To do:
Write each entry out once more, please, precisely as shown.
::: Records for this exercise
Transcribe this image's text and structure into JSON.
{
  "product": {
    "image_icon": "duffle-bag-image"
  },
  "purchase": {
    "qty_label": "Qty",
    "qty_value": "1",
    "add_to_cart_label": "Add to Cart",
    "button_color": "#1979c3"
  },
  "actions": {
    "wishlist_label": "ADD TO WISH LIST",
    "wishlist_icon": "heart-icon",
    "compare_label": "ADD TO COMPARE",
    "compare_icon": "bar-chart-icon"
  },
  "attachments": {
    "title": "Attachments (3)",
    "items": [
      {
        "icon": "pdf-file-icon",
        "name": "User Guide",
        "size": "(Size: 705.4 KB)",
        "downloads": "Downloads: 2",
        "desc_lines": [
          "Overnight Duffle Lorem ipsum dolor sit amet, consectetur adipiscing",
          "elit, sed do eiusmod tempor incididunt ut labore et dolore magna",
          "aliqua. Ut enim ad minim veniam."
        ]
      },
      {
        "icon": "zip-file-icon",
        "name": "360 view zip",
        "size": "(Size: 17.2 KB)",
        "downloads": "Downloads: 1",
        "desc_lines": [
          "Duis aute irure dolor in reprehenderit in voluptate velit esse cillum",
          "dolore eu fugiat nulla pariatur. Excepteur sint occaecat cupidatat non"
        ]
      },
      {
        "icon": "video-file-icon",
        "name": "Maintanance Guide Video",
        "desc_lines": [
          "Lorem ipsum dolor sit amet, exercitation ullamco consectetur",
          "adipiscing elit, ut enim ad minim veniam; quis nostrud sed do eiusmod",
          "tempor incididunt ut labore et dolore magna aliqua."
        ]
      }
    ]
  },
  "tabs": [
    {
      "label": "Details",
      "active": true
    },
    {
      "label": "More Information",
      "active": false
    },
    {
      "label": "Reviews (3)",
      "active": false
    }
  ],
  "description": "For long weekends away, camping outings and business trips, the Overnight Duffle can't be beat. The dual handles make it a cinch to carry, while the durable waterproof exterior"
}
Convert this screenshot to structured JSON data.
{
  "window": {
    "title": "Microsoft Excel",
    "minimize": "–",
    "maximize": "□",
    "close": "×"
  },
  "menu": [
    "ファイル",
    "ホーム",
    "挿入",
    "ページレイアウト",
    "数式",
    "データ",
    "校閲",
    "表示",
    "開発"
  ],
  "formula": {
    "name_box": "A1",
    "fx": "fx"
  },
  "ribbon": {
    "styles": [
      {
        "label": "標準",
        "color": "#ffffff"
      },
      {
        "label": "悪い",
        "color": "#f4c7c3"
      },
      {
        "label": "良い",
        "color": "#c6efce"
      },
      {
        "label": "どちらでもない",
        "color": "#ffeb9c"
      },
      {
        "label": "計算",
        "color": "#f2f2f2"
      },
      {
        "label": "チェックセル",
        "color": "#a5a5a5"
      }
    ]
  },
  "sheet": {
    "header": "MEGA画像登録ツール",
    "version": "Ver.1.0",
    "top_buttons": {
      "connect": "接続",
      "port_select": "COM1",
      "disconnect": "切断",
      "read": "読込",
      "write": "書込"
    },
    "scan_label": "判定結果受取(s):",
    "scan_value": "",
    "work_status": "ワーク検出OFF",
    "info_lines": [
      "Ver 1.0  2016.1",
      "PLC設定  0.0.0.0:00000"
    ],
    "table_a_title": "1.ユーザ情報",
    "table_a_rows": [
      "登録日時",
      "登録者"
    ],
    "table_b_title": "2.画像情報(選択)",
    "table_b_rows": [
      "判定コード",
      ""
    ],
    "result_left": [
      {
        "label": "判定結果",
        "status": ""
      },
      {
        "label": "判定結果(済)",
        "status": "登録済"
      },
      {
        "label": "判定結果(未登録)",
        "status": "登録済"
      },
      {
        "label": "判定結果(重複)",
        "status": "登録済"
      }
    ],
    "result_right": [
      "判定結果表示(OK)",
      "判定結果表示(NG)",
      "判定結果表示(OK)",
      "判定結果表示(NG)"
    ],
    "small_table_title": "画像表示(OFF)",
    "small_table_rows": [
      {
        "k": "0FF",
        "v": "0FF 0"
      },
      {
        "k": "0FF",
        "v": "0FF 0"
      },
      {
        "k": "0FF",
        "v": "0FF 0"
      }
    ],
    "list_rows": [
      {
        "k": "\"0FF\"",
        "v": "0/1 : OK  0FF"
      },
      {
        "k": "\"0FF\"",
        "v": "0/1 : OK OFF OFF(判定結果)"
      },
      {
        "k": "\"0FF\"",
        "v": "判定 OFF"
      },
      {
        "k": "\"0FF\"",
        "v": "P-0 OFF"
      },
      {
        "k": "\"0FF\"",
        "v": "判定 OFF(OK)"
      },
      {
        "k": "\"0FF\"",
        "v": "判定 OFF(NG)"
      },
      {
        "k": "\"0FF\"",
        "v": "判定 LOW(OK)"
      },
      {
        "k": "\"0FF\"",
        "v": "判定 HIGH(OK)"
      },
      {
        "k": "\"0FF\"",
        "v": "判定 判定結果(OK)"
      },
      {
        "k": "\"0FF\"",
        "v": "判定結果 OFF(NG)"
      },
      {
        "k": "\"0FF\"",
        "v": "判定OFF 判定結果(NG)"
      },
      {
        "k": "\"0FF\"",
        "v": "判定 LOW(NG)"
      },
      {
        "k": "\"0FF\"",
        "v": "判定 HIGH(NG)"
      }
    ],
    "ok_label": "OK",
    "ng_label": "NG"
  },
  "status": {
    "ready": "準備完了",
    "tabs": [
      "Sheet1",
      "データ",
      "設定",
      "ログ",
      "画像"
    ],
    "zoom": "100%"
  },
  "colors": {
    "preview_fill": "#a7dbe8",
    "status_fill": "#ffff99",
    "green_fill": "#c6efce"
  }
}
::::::
Solution to this task:
Transcribe this image's text and structure into JSON.
{
  "product": {
    "image_icon": "duffle-bag-image"
  },
  "purchase": {
    "qty_label": "Qty",
    "qty_value": "1",
    "add_to_cart_label": "Add to Cart",
    "button_color": "#1979c3"
  },
  "actions": {
    "wishlist_label": "ADD TO WISH LIST",
    "wishlist_icon": "heart-icon",
    "compare_label": "ADD TO COMPARE",
    "compare_icon": "bar-chart-icon"
  },
  "attachments": {
    "title": "Attachments (3)",
    "items": [
      {
        "icon": "pdf-file-icon",
        "name": "User Guide",
        "size": "(Size: 705.4 KB)",
        "downloads": "Downloads: 2",
        "desc_lines": [
          "Overnight Duffle Lorem ipsum dolor sit amet, consectetur adipiscing",
          "elit, sed do eiusmod tempor incididunt ut labore et dolore magna",
          "aliqua. Ut enim ad minim veniam."
        ]
      },
      {
        "icon": "zip-file-icon",
        "name": "360 view zip",
        "size": "(Size: 17.2 KB)",
        "downloads": "Downloads: 1",
        "desc_lines": [
          "Duis aute irure dolor in reprehenderit in voluptate velit esse cillum",
          "dolore eu fugiat nulla pariatur. Excepteur sint occaecat cupidatat non"
        ]
      },
      {
        "icon": "video-file-icon",
        "name": "Maintanance Guide Video",
        "desc_lines": [
          "Lorem ipsum dolor sit amet, exercitation ullamco consectetur",
          "adipiscing elit, ut enim ad minim veniam; quis nostrud sed do eiusmod",
          "tempor incididunt ut labore et dolore magna aliqua."
        ]
      }
    ]
  },
  "tabs": [
    {
      "label": "Details",
      "active": true
    },
    {
      "label": "More Information",
      "active": false
    },
    {
      "label": "Reviews (3)",
      "active": false
    }
  ],
  "description": "For long weekends away, camping outings and business trips, the Overnight Duffle can't be beat. The dual handles make it a cinch to carry, while the durable waterproof exterior"
}
Convert this screenshot to structured JSON data.
{
  "window": {
    "title": "Microsoft Excel",
    "minimize": "–",
    "maximize": "□",
    "close": "×"
  },
  "menu": [
    "ファイル",
    "ホーム",
    "挿入",
    "ページレイアウト",
    "数式",
    "データ",
    "校閲",
    "表示",
    "開発"
  ],
  "formula": {
    "name_box": "A1",
    "fx": "fx"
  },
  "ribbon": {
    "styles": [
      {
        "label": "標準",
        "color": "#ffffff"
      },
      {
        "label": "悪い",
        "color": "#f4c7c3"
      },
      {
        "label": "良い",
        "color": "#c6efce"
      },
      {
        "label": "どちらでもない",
        "color": "#ffeb9c"
      },
      {
        "label": "計算",
        "color": "#f2f2f2"
      },
      {
        "label": "チェックセル",
        "color": "#a5a5a5"
      }
    ]
  },
  "sheet": {
    "header": "MEGA画像登録ツール",
    "version": "Ver.1.0",
    "top_buttons": {
      "connect": "接続",
      "port_select": "COM1",
      "disconnect": "切断",
      "read": "読込",
      "write": "書込"
    },
    "scan_label": "判定結果受取(s):",
    "scan_value": "",
    "work_status": "ワーク検出OFF",
    "info_lines": [
      "Ver 1.0  2016.1",
      "PLC設定  0.0.0.0:00000"
    ],
    "table_a_title": "1.ユーザ情報",
    "table_a_rows": [
      "登録日時",
      "登録者"
    ],
    "table_b_title": "2.画像情報(選択)",
    "table_b_rows": [
      "判定コード",
      ""
    ],
    "result_left": [
      {
        "label": "判定結果",
        "status": ""
      },
      {
        "label": "判定結果(済)",
        "status": "登録済"
      },
      {
        "label": "判定結果(未登録)",
        "status": "登録済"
      },
      {
        "label": "判定結果(重複)",
        "status": "登録済"
      }
    ],
    "result_right": [
      "判定結果表示(OK)",
      "判定結果表示(NG)",
      "判定結果表示(OK)",
      "判定結果表示(NG)"
    ],
    "small_table_title": "画像表示(OFF)",
    "small_table_rows": [
      {
        "k": "0FF",
        "v": "0FF 0"
      },
      {
        "k": "0FF",
        "v": "0FF 0"
      },
      {
        "k": "0FF",
        "v": "0FF 0"
      }
    ],
    "list_rows": [
      {
        "k": "\"0FF\"",
        "v": "0/1 : OK  0FF"
      },
      {
        "k": "\"0FF\"",
        "v": "0/1 : OK OFF OFF(判定結果)"
      },
      {
        "k": "\"0FF\"",
        "v": "判定 OFF"
      },
      {
        "k": "\"0FF\"",
        "v": "P-0 OFF"
      },
      {
        "k": "\"0FF\"",
        "v": "判定 OFF(OK)"
      },
      {
        "k": "\"0FF\"",
        "v": "判定 OFF(NG)"
      },
      {
        "k": "\"0FF\"",
        "v": "判定 LOW(OK)"
      },
      {
        "k": "\"0FF\"",
        "v": "判定 HIGH(OK)"
      },
      {
        "k": "\"0FF\"",
        "v": "判定 判定結果(OK)"
      },
      {
        "k": "\"0FF\"",
        "v": "判定結果 OFF(NG)"
      },
      {
        "k": "\"0FF\"",
        "v": "判定OFF 判定結果(NG)"
      },
      {
        "k": "\"0FF\"",
        "v": "判定 LOW(NG)"
      },
      {
        "k": "\"0FF\"",
        "v": "判定 HIGH(NG)"
      }
    ],
    "ok_label": "OK",
    "ng_label": "NG"
  },
  "status": {
    "ready": "準備完了",
    "tabs": [
      "Sheet1",
      "データ",
      "設定",
      "ログ",
      "画像"
    ],
    "zoom": "100%"
  },
  "colors": {
    "preview_fill": "#a7dbe8",
    "status_fill": "#ffff99",
    "green_fill": "#c6efce"
  }
}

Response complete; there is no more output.